Monday, 26 September 2016
Last updated 2 days ago
Dec 5 2013 | 11:30am ET
Bernard Madoff's top lieutenants were artists when it came to forging documents, the con-man's former finance chief said yesterday.
Testifying at the trial of five former Madoff employees, former CFO Frank DiPascali gave the jury a view into how the $65 billion Ponzi scheme worked, and how the defendants helped him produce decades worth of phony records.
DiPascali is the government's star witness against the former employees, Daniel Bonventre, Annette Bongiorno, Joann Crupi, Jerome O'Hara and George Perez, all of whom have pleaded not guilty. He said the five worked hard to create bogus reports from the Depository Trust Co., "covered with fake Treasury bills." Prosecutors showed some of the alleged forgeries to the jury.
Madoff himself was thrilled with the artistry of the forgeries. DiPascali testified that Madoff once held one "up to the daylight, eight inches from the window on the Citibank side of our building. He remarked how great it was."
The forgeries weren't always made to show phony gains. In at least one case, DiPascali said, the firm doctored up trading losses to cut the amount owed to the estate of a dead investor.
Madoff was annoyed that lawyers for longtime customer Jacques Amsellem did not notify him of Amsellem's death for months. "When someone dies, that's a problem," DiPascali said. "When you find out from his lawyer 60 days later, it's too late."
"He died with the account too far over what Bernie wanted it to be."
Madoff frequently complained when "market conditions" would cause an account to gain more than he wanted it to, requiring procedures to keep gains in check. Someone "fell asleep at the switch" with the Amsellem account, he said.
DiPascali, in his second day on the stand, also discussed one major close call, when a feeder fund run by Avellino & Bienes caught the attention of the Securities and Exchange Commission. To pay the fund back, Madoff convinced one of his largest investors, Jeffrey Picower, to move some securities he owned that were held by Goldman Sachs to Madoff's firm. Madoff then used the securities as collateral for a loan to pay Avellino.

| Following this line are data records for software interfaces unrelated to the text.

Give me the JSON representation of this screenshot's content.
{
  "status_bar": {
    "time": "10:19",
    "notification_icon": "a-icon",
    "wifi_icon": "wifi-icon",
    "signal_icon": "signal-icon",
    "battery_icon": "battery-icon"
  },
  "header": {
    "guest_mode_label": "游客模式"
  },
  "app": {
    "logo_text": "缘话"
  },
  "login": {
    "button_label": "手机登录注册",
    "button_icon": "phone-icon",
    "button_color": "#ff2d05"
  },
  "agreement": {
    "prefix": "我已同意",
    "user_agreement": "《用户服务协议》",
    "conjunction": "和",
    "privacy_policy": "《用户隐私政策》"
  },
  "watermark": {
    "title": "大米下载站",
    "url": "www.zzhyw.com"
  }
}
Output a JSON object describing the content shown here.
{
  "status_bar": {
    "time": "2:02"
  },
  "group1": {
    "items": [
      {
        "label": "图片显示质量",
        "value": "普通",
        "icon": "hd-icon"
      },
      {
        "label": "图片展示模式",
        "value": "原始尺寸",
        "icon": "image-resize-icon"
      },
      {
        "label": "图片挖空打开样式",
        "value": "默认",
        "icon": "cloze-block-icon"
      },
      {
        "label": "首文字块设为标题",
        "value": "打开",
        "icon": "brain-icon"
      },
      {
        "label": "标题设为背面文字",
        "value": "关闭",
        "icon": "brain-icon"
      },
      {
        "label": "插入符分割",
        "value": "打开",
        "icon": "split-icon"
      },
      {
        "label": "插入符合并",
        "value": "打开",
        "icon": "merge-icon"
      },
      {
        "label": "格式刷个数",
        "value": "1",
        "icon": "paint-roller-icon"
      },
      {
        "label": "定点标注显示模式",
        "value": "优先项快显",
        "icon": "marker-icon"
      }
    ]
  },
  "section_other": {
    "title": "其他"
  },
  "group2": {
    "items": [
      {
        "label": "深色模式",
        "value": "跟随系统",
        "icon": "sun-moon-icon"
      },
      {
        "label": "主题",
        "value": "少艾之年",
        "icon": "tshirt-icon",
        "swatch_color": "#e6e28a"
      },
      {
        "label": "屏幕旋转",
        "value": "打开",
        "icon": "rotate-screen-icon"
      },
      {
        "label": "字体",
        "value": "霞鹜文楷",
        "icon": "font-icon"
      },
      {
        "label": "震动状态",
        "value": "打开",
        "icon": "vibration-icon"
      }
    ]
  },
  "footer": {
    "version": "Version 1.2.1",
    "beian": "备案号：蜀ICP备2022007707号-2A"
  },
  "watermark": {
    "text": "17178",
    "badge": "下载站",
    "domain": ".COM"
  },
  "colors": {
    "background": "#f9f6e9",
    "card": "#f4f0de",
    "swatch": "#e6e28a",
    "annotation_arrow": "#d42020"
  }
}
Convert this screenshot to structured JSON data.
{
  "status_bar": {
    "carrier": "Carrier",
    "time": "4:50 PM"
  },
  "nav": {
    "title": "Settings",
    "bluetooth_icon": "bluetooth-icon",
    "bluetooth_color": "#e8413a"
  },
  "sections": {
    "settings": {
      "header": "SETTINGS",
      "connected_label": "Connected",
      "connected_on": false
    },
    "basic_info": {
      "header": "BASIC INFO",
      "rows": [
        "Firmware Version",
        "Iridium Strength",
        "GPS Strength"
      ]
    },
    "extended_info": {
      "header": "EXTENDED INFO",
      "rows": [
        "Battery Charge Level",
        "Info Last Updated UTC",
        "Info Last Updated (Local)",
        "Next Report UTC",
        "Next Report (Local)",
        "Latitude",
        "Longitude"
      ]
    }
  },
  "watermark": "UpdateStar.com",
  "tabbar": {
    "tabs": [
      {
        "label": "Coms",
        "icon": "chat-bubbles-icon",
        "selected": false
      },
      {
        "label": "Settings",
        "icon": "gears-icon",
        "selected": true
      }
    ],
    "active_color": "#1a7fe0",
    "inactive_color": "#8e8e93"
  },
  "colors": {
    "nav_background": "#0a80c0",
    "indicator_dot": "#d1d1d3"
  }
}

"Did you feel like you dodged a bullet?" prosecutor John Zach asked.
"Most certainly," DiPascali responded.